1. What is antimicrobial resistance?
Antimicrobial resistance or drug resistance is the ability of a microorganism, like bacteria, viruses and some parasites, to stop an antimicrobial, such as antibiotics, antivirals and antimalarials, from working against it. As a result, standard treatments become ineffective, infections persist and may spread to others.
2. Drug resistance is a global problem.
Over the past years, the use and misuse of antimicrobials has increased the number and types of resistant organisms. Consequently, many infectious diseases may one day become uncontrollable. With the growth of global trade and travel, resistant microorganisms can spread promptly to any part of the world.
3. What causes drug resistance?
Drug resistance is a natural evolutionary phenomenon. When microorganisms are exposed to an antimicrobial, the more susceptible organisms succumb, leaving behind those resistant to the antimicrobial. They can then pass on their resistance to their offspring.
4. Inappropriate use of medicines leads to drug resistance.
Inappropriate use of antimicrobials drives the development of drug resistance. Both overuse, under-use and misuse of medicines contribute to the problem. Ensuring that patients are informed about the need to take the right dosage of the right antimicrobial requires action from prescribers, pharmacists and dispensers, pharmaceutical industry, the public and patients, as well as the policy makers.
5. Lack of quality medicines leads to drug resistance.
Most drug quality assurance systems are weak. This can lead to poor quality medicines, exposing patients to sub-optimal concentrations of antimicrobials, thus creating the conditions for drug resistance to develop. In some countries poor access to antimicrobials forces patients to take incomplete courses of treatment or to seek alternatives that could include substandard medicines.
6. Animal husbandry is a source of drug resistance.
Sub-therapeutic doses of antibiotics are used in animal-rearing for promoting growth or preventing diseases. This can result in resistant microorganisms, which can spread to humans.
7. Poor infection prevention and control amplifies drug resistance.
Poor infection prevention and control can increase the spread of drug-resistant infections. Hospitalised patients are one of the main reservoirs of resistant microorganisms. Patients who are carriers of resistant microorganisms can act as a source of infection for others.
8. Weak surveillance systems contribute to drug resistance.
Currently there are few well-established networks that regularly collect and report relevant data on drug resistance. Some countries lack laboratory facilities that can accurately identify resistant microorganisms. This impairs the ability to detect emergence of resistant microorganisms and take prompt actions.

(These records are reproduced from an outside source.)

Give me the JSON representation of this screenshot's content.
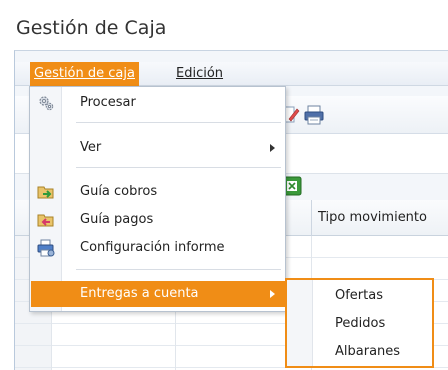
{
  "window": {
    "title": "Gestión de Caja"
  },
  "menubar": {
    "items": [
      {
        "label": "Gestión de caja",
        "active": true
      },
      {
        "label": "Edición",
        "active": false
      }
    ]
  },
  "grid": {
    "columns": [
      "Tipo movimiento"
    ]
  },
  "dropdown": {
    "items": [
      {
        "label": "Procesar",
        "icon": "gears-icon"
      },
      {
        "label": "Ver",
        "icon": "",
        "has_submenu": true
      },
      {
        "label": "Guía cobros",
        "icon": "folder-green-arrow-icon"
      },
      {
        "label": "Guía pagos",
        "icon": "folder-red-arrow-icon"
      },
      {
        "label": "Configuración informe",
        "icon": "printer-config-icon"
      },
      {
        "label": "Entregas a cuenta",
        "icon": "",
        "has_submenu": true,
        "highlighted": true
      }
    ]
  },
  "submenu": {
    "items": [
      {
        "label": "Ofertas"
      },
      {
        "label": "Pedidos"
      },
      {
        "label": "Albaranes"
      }
    ]
  },
  "colors": {
    "accent": "#f08d16",
    "border": "#b7c2cf"
  }
}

9. The pipeline for new tools to combat drug resistance is drying up.
Existing antimicrobials are losing their effect. At the same time there is a decline in the development of new antimicrobials. Similarly, there is insufficient new research into new diagnostics to detect resistant microorganisms; and vaccines for preventing and controlling infections. If this trend continues, the arsenals of tools to combat resistant microorganism will soon be depleted.
10. WHO calls on stakeholders to combat drug resistance.
The threat from drug resistance is increasing. There is a need for urgent action; everyone can play a part. The complex problem of drug resistance requires collective action. On World Health Day, WHO is issuing a call for action to halt the spread of drug resistance by introducing a six-point policy package for all countries.
Source: World Health Organisation